Doug McMillon
Book Recommendations

  • Principles

    Principles

    Principles

    Ray Dalio
    Business & Economics
    4.08 (45,960)

    In 1975, ray dalio founded an investment firm, bridgewater associates, out of his two-bedroom apartment in new york city. forty years later, bridgewater has made more money for its clients than any other hedge fund in history and grown into the fifth most important private company in the united states, according to fortune magazine. dalio himself has been named to time magazine’s list of the 100 most influential people in the world. along the way, dalio discovered a set of unique principles that have led to bridgewater’s exceptionally effective culture,

    Doug McMillon

    Recommended on Tim Ferriss' podcast

     — Source

  • The Everything Store

    The Everything Store

    The Everything Store
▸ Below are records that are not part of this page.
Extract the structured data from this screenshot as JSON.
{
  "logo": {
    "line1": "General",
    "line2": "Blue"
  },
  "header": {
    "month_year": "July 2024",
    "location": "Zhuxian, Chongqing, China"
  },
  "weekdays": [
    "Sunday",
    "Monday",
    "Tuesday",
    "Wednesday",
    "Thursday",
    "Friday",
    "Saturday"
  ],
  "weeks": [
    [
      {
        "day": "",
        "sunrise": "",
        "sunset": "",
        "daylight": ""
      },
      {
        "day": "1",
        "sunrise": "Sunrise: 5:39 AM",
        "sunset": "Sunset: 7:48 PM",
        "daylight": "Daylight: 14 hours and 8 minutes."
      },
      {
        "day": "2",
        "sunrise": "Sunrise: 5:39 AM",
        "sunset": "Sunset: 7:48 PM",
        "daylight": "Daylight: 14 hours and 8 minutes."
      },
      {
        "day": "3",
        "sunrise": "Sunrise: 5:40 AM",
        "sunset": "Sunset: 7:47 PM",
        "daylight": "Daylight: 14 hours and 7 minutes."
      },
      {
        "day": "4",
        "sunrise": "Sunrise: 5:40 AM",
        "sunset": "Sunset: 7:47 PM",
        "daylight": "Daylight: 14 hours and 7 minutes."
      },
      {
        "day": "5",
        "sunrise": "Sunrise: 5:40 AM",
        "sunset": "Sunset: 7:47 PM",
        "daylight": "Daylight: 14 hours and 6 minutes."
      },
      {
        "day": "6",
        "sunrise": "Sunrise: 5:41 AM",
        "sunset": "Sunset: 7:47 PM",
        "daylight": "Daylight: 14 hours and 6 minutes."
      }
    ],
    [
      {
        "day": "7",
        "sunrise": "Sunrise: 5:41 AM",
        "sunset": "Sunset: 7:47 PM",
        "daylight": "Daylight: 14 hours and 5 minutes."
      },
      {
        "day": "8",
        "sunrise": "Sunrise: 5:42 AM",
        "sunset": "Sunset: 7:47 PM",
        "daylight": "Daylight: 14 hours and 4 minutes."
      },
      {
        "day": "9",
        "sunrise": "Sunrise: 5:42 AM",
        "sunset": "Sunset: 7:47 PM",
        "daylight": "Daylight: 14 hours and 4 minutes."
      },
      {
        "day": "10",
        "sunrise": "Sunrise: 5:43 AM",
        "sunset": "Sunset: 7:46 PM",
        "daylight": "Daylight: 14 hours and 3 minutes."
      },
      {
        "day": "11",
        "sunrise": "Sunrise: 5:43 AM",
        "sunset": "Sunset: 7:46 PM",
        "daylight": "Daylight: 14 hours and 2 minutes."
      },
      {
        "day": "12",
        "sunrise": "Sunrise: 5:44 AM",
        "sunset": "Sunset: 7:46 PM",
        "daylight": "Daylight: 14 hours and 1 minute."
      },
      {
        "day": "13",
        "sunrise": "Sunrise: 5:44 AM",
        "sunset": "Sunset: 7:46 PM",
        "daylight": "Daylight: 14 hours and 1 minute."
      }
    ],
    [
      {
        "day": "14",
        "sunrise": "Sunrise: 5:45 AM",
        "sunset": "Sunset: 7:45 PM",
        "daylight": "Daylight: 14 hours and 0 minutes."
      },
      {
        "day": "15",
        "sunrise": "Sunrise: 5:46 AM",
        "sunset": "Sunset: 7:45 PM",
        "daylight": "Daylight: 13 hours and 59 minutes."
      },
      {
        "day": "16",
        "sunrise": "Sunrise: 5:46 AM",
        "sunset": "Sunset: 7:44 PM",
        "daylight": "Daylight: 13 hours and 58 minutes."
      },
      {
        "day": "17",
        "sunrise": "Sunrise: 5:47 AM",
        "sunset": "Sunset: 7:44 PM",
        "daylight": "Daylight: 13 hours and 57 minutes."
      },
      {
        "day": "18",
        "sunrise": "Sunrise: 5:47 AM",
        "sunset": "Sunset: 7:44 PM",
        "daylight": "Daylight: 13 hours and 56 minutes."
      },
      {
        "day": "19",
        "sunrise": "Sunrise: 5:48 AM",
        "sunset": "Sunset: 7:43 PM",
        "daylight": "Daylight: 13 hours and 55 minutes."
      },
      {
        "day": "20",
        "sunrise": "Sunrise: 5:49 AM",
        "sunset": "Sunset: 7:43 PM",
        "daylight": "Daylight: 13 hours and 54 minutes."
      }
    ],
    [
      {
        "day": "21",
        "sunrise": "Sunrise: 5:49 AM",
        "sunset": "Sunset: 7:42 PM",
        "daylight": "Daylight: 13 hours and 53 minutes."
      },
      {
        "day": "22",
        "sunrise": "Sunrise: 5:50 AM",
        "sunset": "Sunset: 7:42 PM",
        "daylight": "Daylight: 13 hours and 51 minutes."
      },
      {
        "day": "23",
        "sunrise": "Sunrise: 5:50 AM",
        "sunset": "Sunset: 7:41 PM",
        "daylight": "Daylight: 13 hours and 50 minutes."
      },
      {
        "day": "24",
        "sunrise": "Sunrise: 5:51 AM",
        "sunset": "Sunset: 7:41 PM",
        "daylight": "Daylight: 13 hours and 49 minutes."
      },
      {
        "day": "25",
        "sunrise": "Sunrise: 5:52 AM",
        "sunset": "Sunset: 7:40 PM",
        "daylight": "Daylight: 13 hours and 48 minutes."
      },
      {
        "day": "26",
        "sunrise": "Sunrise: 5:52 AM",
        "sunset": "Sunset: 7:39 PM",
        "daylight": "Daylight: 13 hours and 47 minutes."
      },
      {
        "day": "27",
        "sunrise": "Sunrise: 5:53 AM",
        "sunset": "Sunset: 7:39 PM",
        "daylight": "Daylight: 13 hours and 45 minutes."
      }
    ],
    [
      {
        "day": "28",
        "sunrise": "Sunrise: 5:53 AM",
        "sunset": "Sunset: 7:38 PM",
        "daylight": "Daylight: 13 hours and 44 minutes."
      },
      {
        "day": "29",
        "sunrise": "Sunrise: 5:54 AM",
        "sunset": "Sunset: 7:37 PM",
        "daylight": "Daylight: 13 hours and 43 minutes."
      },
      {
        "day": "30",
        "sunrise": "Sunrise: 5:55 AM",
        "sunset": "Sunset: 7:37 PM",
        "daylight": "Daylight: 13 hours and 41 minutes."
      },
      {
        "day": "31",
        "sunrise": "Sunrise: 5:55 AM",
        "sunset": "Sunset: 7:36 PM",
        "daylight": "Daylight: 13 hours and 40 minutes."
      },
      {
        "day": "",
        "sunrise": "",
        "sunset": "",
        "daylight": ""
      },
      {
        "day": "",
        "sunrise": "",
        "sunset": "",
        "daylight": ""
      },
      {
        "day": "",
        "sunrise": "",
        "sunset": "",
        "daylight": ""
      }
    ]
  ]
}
    Brad Stone
    Business & Economics
    4.12 (66,883)

    Amazon.com started off delivering books through the mail. but its visionary founder, jeff bezos, wasn't content with being a bookseller. he wanted amazon to become the everything store, offering limitless selection and seductive convenience at disruptively low prices. to do so, he developed a corporate culture of relentless ambition and secrecy that's never been cracked. until now. brad stone enjoyed unprecedented access to current and former amazon employees and bezos family members, giving readers the first in-depth, fly-on-the-wall account of life at amazon. compared to tech's other elite innovators--jobs, gates,

    Doug McMillon

    Recommended on Tim Ferriss' podcast

     — Source

  • Team of Teams

    Team of Teams

    Team of Teams

    Chris Fussell,David Silverman,Gen. Stanley McChrystal,Tantum Collins
    4.14 (10,054)

    As commander of joint special operations command (jsoc), general stanley mcchrystal played a crucial role in the war on terror. but when he took the helm in 2004, america was losing that war badly: despite vastly inferior resources and technology, al qaeda was outmaneuvering america’s most elite warriors. mcchrystal came to realize that today’s faster, more interdependent world had overwhelmed the conventional, top-down hierarchy of the us military. al qaeda had seen the future: a decentralized network that could move quickly and strike ruthlessly. to defeat such an enemy, jsoc

    Doug McMillon

    Recommended on Tim Ferriss' podcast

     — Source